----- STUDY MATERIAL
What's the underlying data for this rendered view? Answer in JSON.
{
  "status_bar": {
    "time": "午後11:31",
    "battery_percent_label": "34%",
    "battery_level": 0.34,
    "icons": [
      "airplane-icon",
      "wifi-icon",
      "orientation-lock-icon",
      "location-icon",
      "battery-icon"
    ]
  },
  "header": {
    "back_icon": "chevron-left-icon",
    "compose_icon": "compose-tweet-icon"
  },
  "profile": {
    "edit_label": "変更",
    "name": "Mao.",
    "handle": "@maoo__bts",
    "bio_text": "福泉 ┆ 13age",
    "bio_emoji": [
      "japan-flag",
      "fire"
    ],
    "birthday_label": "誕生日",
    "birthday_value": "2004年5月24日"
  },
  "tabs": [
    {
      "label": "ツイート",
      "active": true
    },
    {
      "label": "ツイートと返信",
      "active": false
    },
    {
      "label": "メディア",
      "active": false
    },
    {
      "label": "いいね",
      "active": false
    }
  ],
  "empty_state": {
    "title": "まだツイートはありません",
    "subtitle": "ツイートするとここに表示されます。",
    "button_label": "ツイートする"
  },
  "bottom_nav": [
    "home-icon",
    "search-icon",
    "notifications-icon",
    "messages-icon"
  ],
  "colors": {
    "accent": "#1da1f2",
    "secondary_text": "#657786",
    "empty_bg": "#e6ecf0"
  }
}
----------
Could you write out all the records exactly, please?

What's the underlying data for this rendered view? Answer in JSON.
{
  "status_bar": {
    "time": "午後11:31",
    "battery_percent_label": "34%",
    "battery_level": 0.34,
    "icons": [
      "airplane-icon",
      "wifi-icon",
      "orientation-lock-icon",
      "location-icon",
      "battery-icon"
    ]
  },
  "header": {
    "back_icon": "chevron-left-icon",
    "compose_icon": "compose-tweet-icon"
  },
  "profile": {
    "edit_label": "変更",
    "name": "Mao.",
    "handle": "@maoo__bts",
    "bio_text": "福泉 ┆ 13age",
    "bio_emoji": [
      "japan-flag",
      "fire"
    ],
    "birthday_label": "誕生日",
    "birthday_value": "2004年5月24日"
  },
  "tabs": [
    {
      "label": "ツイート",
      "active": true
    },
    {
      "label": "ツイートと返信",
      "active": false
    },
    {
      "label": "メディア",
      "active": false
    },
    {
      "label": "いいね",
      "active": false
    }
  ],
  "empty_state": {
    "title": "まだツイートはありません",
    "subtitle": "ツイートするとここに表示されます。",
    "button_label": "ツイートする"
  },
  "bottom_nav": [
    "home-icon",
    "search-icon",
    "notifications-icon",
    "messages-icon"
  ],
  "colors": {
    "accent": "#1da1f2",
    "secondary_text": "#657786",
    "empty_bg": "#e6ecf0"
  }
}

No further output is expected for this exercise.